I've been in San Francisco, where the buses are dirty. The windows and walls are scuffed from graffiti and abrasive cleaners. The seats are approximately as soft as granite. Some floors are carpeted in trash. The roofs leak.
These shitty buses are packed from dawn to midnight with the wealthy, the poor, the stable, the crazy—oh my, are some of those people crazy—even though the buses are gross. They're way more packed than Seattle's comparatively sterile, cushioned buses.

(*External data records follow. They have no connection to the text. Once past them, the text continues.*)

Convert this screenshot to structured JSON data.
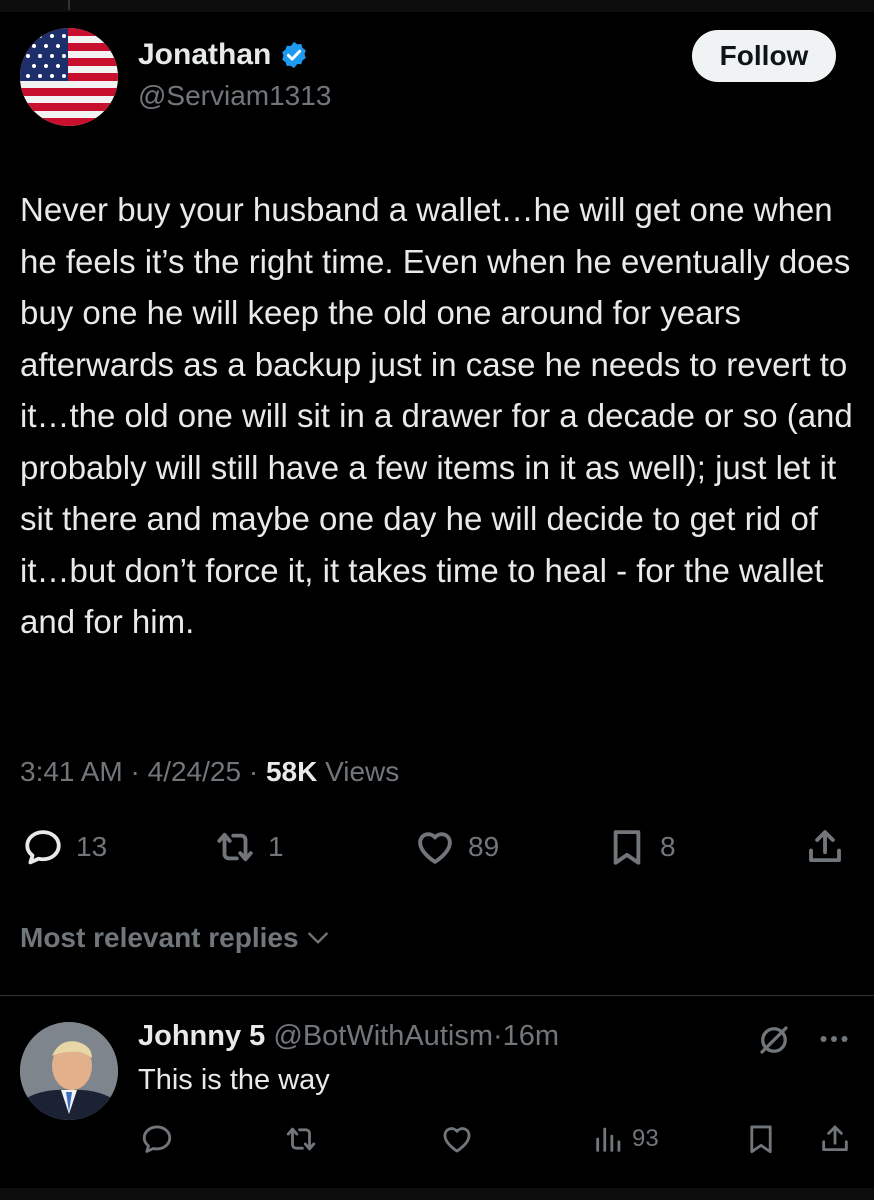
{
  "tweet": {
    "author_name": "Jonathan",
    "author_handle": "@Serviam1313",
    "follow_label": "Follow",
    "text": "Never buy your husband a wallet…he will get one when he feels it’s the right time. Even when he eventually does buy one he will keep the old one around for years afterwards as a backup just in case he needs to revert to it…the old one will sit in a drawer for a decade or so (and probably will still have a few items in it as well); just let it sit there and maybe one day he will decide to get rid of it…but don’t force it, it takes time to heal - for the wallet and for him.",
    "time": "3:41 AM",
    "date": "4/24/25",
    "views_count": "58K",
    "views_label": "Views",
    "separator": "·",
    "replies": "13",
    "reposts": "1",
    "likes": "89",
    "bookmarks": "8"
  },
  "replies_section": {
    "label": "Most relevant replies"
  },
  "reply": {
    "author_name": "Johnny 5",
    "author_handle": "@BotWithAutism",
    "separator": "·",
    "age": "16m",
    "text": "This is the way",
    "views": "93"
  },
  "colors": {
    "background": "#000000",
    "text_primary": "#e7e9ea",
    "text_secondary": "#71767b",
    "verified_blue": "#1d9bf0",
    "follow_bg": "#eff3f4"
  },
  "icons": [
    "verified-badge-icon",
    "reply-icon",
    "repost-icon",
    "like-icon",
    "bookmark-icon",
    "share-icon",
    "chevron-down-icon",
    "mute-icon",
    "more-icon",
    "views-icon"
  ]
}
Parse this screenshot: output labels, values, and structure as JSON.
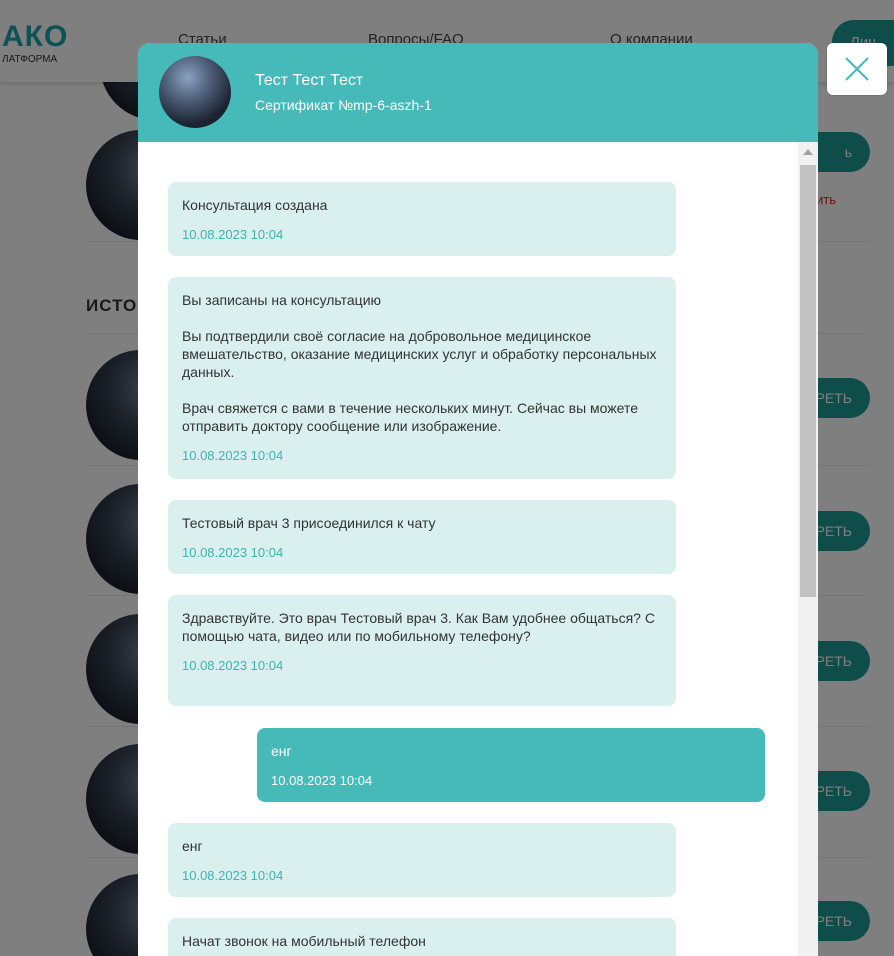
{
  "header": {
    "logo_main": "АКО",
    "logo_sub": "ЛАТФОРМА",
    "nav": [
      "Статьи",
      "Вопросы/FAQ",
      "О компании"
    ],
    "cta_label": "Лич"
  },
  "background": {
    "history_title": "ИСТОР",
    "cancel_label": "ить",
    "row_button_label_top": "ь",
    "row_button_label": "РЕТЬ"
  },
  "modal": {
    "name": "Тест Тест Тест",
    "certificate": "Сертификат №mp-6-aszh-1",
    "close_icon": "close-icon"
  },
  "messages": [
    {
      "direction": "in",
      "text": "Консультация создана",
      "time": "10.08.2023 10:04"
    },
    {
      "direction": "in",
      "text": "Вы записаны на консультацию\n\nВы подтвердили своё согласие на добровольное медицинское вмешательство, оказание медицинских услуг и обработку персональных данных.\n\nВрач свяжется с вами в течение нескольких минут. Сейчас вы можете отправить доктору сообщение или изображение.",
      "time": "10.08.2023 10:04"
    },
    {
      "direction": "in",
      "text": "Тестовый врач 3 присоединился к чату",
      "time": "10.08.2023 10:04"
    },
    {
      "direction": "in",
      "text": "Здравствуйте. Это врач Тестовый врач 3. Как Вам удобнее общаться? С помощью чата, видео или по мобильному телефону?",
      "time": "10.08.2023 10:04"
    },
    {
      "direction": "out",
      "text": "енг",
      "time": "10.08.2023 10:04"
    },
    {
      "direction": "in",
      "text": "енг",
      "time": "10.08.2023 10:04"
    },
    {
      "direction": "in",
      "text": "Начат звонок на мобильный телефон",
      "time": ""
    }
  ],
  "colors": {
    "accent": "#45bab9",
    "incoming_bubble": "#d9f0ef",
    "time_text": "#3eb3b0"
  }
}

True, the population density is greater in San Francisco and buses there are part of an integrated transit system of subways, trains, and streetcars, but riding the bus in San Francisco is better than riding in Seattle for two simple reasons: (First) They arrive with shocking frequency. The most popular routes at the busiest times of the week bring you a bus every four minutes. Many run every seven minutes. Some routes at off-hours only come every 30 minutes, but those are the exception. (Second) Many of the bus stops are outfitted with LED reader boards that tell you how long till the bus comes. Basically, riding the bus is about traveling to your destination, not about waiting for the bus—wondering if it will ever come, like in Seattle. People will ride a disgusting bus if it's the best way to get around.

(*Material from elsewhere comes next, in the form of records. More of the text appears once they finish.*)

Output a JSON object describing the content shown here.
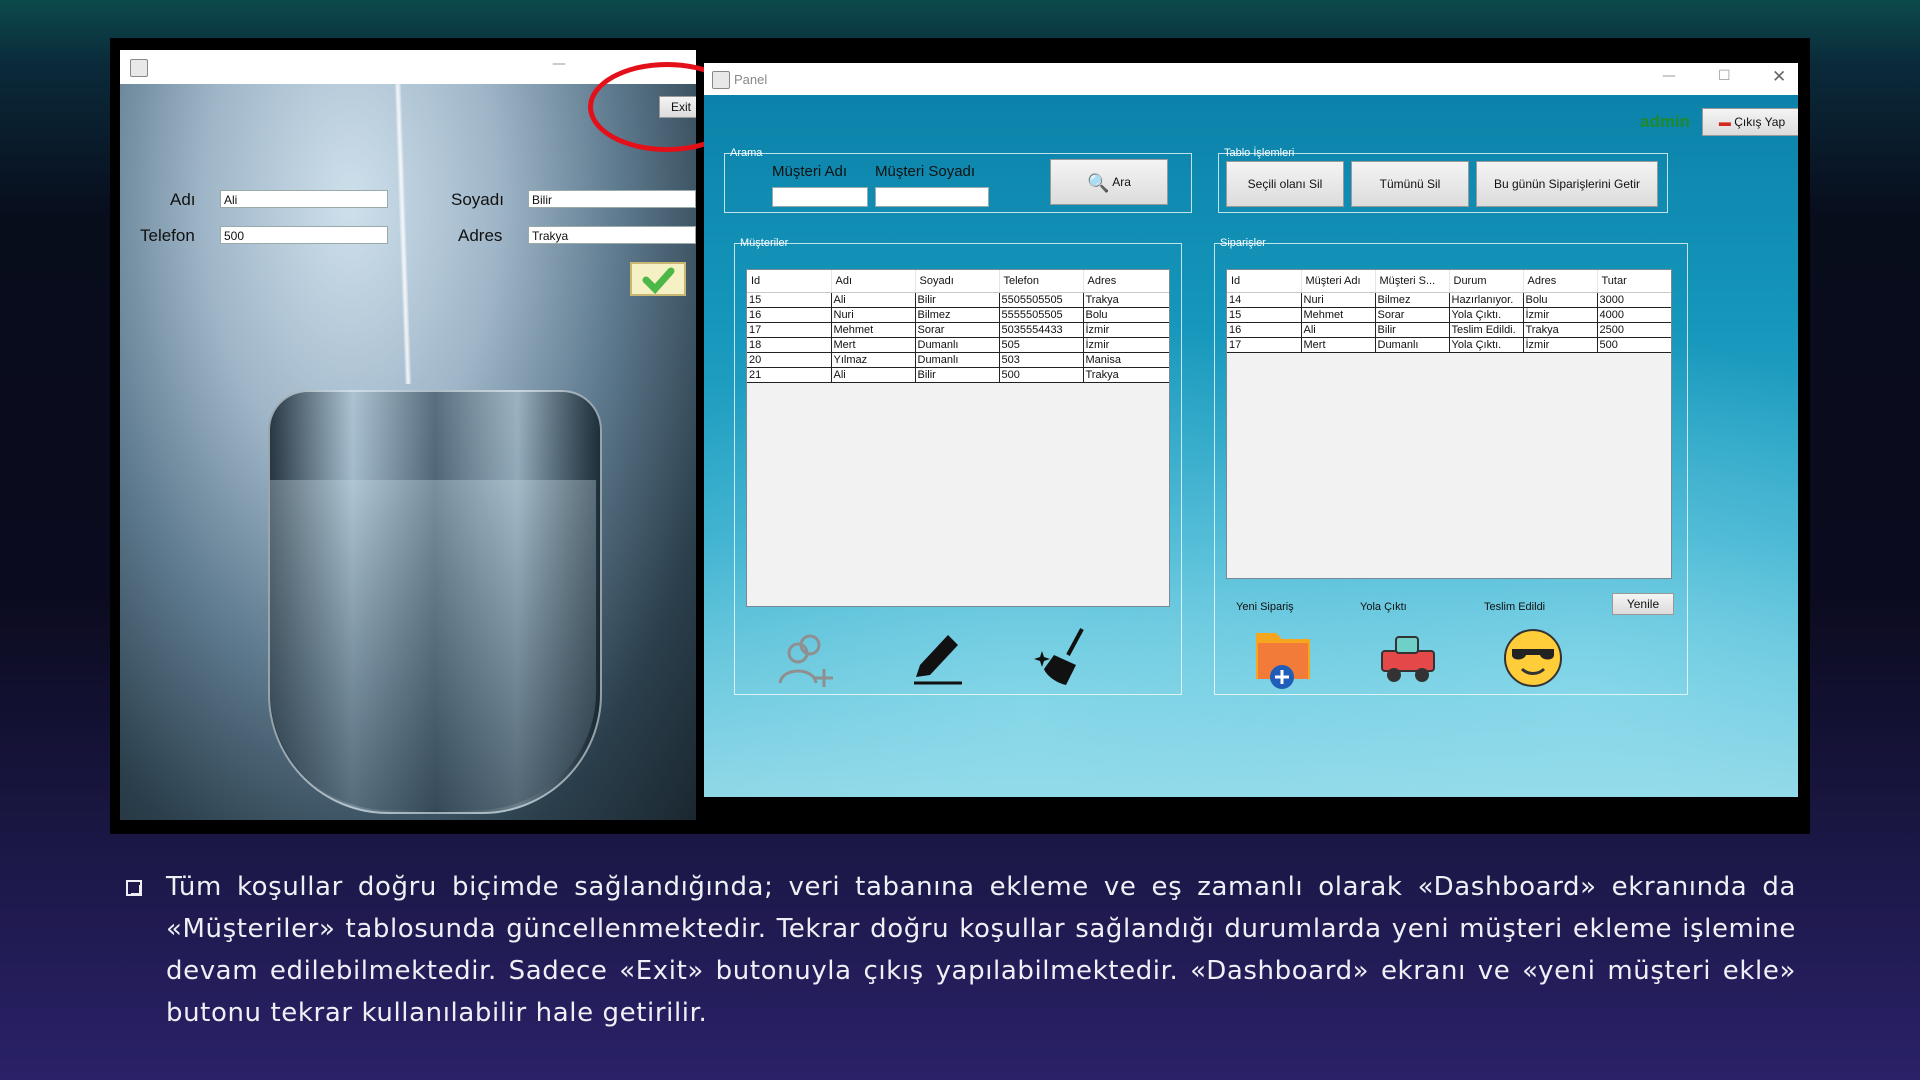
{
  "left_window": {
    "exit_label": "Exit",
    "fields": {
      "adi_label": "Adı",
      "adi_value": "Ali",
      "soyadi_label": "Soyadı",
      "soyadi_value": "Bilir",
      "telefon_label": "Telefon",
      "telefon_value": "500",
      "adres_label": "Adres",
      "adres_value": "Trakya"
    }
  },
  "panel": {
    "title": "Panel",
    "user": "admin",
    "logout_label": "Çıkış Yap",
    "search": {
      "group_label": "Arama",
      "first_name_label": "Müşteri Adı",
      "last_name_label": "Müşteri Soyadı",
      "search_button": "Ara"
    },
    "table_ops": {
      "group_label": "Tablo İşlemleri",
      "delete_selected": "Seçili olanı Sil",
      "delete_all": "Tümünü Sil",
      "today_orders": "Bu günün Siparişlerini Getir"
    },
    "customers": {
      "group_label": "Müşteriler",
      "columns": [
        "Id",
        "Adı",
        "Soyadı",
        "Telefon",
        "Adres"
      ],
      "rows": [
        [
          "15",
          "Ali",
          "Bilir",
          "5505505505",
          "Trakya"
        ],
        [
          "16",
          "Nuri",
          "Bilmez",
          "5555505505",
          "Bolu"
        ],
        [
          "17",
          "Mehmet",
          "Sorar",
          "5035554433",
          "İzmir"
        ],
        [
          "18",
          "Mert",
          "Dumanlı",
          "505",
          "İzmir"
        ],
        [
          "20",
          "Yılmaz",
          "Dumanlı",
          "503",
          "Manisa"
        ],
        [
          "21",
          "Ali",
          "Bilir",
          "500",
          "Trakya"
        ]
      ]
    },
    "orders": {
      "group_label": "Siparişler",
      "columns": [
        "Id",
        "Müşteri Adı",
        "Müşteri S...",
        "Durum",
        "Adres",
        "Tutar"
      ],
      "rows": [
        [
          "14",
          "Nuri",
          "Bilmez",
          "Hazırlanıyor.",
          "Bolu",
          "3000"
        ],
        [
          "15",
          "Mehmet",
          "Sorar",
          "Yola Çıktı.",
          "İzmir",
          "4000"
        ],
        [
          "16",
          "Ali",
          "Bilir",
          "Teslim Edildi.",
          "Trakya",
          "2500"
        ],
        [
          "17",
          "Mert",
          "Dumanlı",
          "Yola Çıktı.",
          "İzmir",
          "500"
        ]
      ],
      "new_order_label": "Yeni Sipariş",
      "on_the_way_label": "Yola Çıktı",
      "delivered_label": "Teslim Edildi",
      "refresh_label": "Yenile"
    }
  },
  "caption": "Tüm koşullar doğru biçimde sağlandığında; veri tabanına ekleme ve eş zamanlı olarak «Dashboard» ekranında da «Müşteriler» tablosunda güncellenmektedir. Tekrar doğru koşullar sağlandığı durumlarda yeni müşteri ekleme işlemine devam edilebilmektedir. Sadece «Exit» butonuyla çıkış yapılabilmektedir. «Dashboard» ekranı ve «yeni müşteri ekle» butonu tekrar kullanılabilir hale getirilir.",
  "colors": {
    "accent_red": "#e3101a",
    "admin_green": "#1f8a2a"
  }
}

Seattle doesn't have enough buses to do this. But by comparison, our buses are really nice: clean, cushioned, dry (even the #3, #4, #358, etc.). Seattle should adopt the dirty-old-bus model to save money and operate more buses. You can wait even at 5th Avenue and Pike in Seattle—where the schedule alleges that five different routes will come—as I did last night at about 8:00 p.m., for 15 minutes without a single bus arriving.

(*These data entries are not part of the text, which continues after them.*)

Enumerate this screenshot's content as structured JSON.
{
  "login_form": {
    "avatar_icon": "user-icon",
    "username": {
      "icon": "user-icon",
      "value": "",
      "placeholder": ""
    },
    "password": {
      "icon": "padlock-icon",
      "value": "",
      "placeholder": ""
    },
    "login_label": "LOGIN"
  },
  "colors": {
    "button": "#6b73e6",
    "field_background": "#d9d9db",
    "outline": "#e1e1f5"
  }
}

The aesthetics of a bus are worth fuck all if you don't know how long it's going to take to arrive. I'd happily switch to having lots of shitty buses that come more frequently. Also, more ballsy public-health messages on buses like this would be great: